She is telling it here.

And it is breaking my heart all over again.

Mondays Are For Zombies

April 6, 2009

It’s Monday, it’s raining and I think that my house might be haunted. It’s either that or the cats are messing with me. Odds are good either way.

Yeah, Monday. What’s there to say that hasn’t already been said a thousand times already by the Boomtown Rats?

1.) So my mother calls me Friday afternoon and says this: “I just sent you another post to publish. You’re going to kill me.”

Me: “Why?”

Her: “Because it’s about that time you brought home a stripper.”


Her: “I had too.”

Me: “He wasn’t really a stripper, and I didn’t really ‘bring him home,’ in the sense that ‘bring home’ implies.”

Her: “He said he was a stripper, and he was in our house.”

Me: “STILL.”

Her: “Wait ’til I tell the story about the first time that you and I talked about hand jobs.”


2.) Traveling around the world isn’t getting me away from my mother and her blog-cum-child-torment-device, but it is providing some amazing insights into just how much mothers around the world have in common.
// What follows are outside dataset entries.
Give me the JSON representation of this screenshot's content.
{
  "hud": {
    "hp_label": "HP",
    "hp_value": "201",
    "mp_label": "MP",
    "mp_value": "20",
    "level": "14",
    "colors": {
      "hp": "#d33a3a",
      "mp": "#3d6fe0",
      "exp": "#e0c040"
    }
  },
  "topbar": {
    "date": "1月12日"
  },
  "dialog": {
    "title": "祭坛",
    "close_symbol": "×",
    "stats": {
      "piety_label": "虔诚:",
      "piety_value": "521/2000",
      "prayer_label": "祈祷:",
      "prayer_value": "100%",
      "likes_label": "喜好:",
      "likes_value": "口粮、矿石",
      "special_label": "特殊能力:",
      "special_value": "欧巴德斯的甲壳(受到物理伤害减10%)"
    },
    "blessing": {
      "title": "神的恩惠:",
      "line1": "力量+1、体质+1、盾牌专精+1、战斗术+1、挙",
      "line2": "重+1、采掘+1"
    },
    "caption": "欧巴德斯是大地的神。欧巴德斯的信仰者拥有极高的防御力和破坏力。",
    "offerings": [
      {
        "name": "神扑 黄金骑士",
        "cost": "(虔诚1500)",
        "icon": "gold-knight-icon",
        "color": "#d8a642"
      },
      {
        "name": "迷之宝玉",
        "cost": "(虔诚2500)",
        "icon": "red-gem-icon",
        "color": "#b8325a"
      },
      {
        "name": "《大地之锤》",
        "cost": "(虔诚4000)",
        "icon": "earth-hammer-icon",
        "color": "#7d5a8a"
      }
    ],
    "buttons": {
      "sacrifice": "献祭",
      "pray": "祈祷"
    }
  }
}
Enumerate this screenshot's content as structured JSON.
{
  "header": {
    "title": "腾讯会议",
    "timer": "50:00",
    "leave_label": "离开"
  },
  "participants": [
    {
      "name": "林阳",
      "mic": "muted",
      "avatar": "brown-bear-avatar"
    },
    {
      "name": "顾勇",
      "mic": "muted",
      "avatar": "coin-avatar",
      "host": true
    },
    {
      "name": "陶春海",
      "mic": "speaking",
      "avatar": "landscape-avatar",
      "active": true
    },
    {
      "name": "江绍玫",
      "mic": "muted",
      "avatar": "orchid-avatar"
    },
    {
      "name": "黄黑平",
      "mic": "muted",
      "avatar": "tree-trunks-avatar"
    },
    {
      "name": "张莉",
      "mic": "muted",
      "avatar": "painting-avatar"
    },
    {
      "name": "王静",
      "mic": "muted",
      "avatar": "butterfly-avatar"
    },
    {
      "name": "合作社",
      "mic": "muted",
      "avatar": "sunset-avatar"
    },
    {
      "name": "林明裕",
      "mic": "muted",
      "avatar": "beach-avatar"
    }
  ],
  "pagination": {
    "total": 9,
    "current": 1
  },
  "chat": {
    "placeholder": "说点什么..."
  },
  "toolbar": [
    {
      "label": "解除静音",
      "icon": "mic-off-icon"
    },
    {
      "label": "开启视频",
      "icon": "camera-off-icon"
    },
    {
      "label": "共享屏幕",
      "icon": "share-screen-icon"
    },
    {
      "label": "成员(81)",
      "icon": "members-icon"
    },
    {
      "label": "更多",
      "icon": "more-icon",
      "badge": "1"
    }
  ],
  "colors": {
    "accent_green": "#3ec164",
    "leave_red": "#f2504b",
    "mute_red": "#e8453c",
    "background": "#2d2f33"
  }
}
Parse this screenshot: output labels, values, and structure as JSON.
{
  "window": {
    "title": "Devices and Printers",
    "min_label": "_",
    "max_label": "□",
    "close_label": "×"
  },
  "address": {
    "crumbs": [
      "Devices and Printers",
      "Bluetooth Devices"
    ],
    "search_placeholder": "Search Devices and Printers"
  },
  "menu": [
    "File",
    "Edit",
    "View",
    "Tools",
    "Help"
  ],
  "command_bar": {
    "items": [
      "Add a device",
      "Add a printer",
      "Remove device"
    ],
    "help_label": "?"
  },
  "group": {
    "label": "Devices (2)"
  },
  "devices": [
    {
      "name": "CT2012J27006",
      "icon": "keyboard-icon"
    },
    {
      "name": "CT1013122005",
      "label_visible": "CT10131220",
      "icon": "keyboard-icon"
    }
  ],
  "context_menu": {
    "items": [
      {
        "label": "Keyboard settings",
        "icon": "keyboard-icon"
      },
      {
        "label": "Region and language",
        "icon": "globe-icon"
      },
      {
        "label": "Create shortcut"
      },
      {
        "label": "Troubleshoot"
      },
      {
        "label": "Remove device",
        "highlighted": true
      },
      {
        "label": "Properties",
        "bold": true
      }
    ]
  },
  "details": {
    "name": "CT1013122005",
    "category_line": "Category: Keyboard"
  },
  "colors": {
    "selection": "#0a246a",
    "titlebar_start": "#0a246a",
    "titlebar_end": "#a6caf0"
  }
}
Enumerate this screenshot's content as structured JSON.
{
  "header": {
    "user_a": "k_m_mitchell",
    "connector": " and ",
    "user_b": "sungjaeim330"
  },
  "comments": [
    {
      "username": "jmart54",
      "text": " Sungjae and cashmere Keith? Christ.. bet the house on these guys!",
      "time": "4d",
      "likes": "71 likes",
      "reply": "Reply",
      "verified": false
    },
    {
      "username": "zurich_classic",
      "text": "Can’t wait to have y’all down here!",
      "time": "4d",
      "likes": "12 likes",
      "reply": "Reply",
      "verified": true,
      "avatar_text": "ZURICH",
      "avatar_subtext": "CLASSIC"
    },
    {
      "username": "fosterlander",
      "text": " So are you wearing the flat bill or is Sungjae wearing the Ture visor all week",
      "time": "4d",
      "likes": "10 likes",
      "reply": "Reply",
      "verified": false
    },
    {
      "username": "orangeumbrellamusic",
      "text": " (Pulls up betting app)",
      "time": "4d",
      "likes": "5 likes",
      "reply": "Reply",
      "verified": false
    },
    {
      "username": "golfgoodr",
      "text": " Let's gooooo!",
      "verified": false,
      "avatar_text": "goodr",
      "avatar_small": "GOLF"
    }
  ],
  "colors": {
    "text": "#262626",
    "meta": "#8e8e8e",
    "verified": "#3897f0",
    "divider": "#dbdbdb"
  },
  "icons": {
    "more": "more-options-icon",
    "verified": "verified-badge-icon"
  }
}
You should join in.

3.) You know that I’m not really all that outraged about my mother’s blog, right? If anything, it’s a boon. There’s no reason for me to write lengthy essays explaining why I’m so messed up when my mother’s out there giving the world a live demonstration.

4.) I have an essay in this book. You should buy it.

5.) I also have an essay in this book. You should buy it, too.

6.) Oh, yeah, and this one too. More than one essay, actually. So maybe buy more than one copy of this one. You know, so that you can fully appreciate the breadth of my talent.

7.) I guess Monday is not all that bad when you wake up and realize that, yes, you are, kind of, a published author and that’s kind of awesome. And odds are that neither the cats nor the ghosts have themselves ever been published. So. They can just suck it.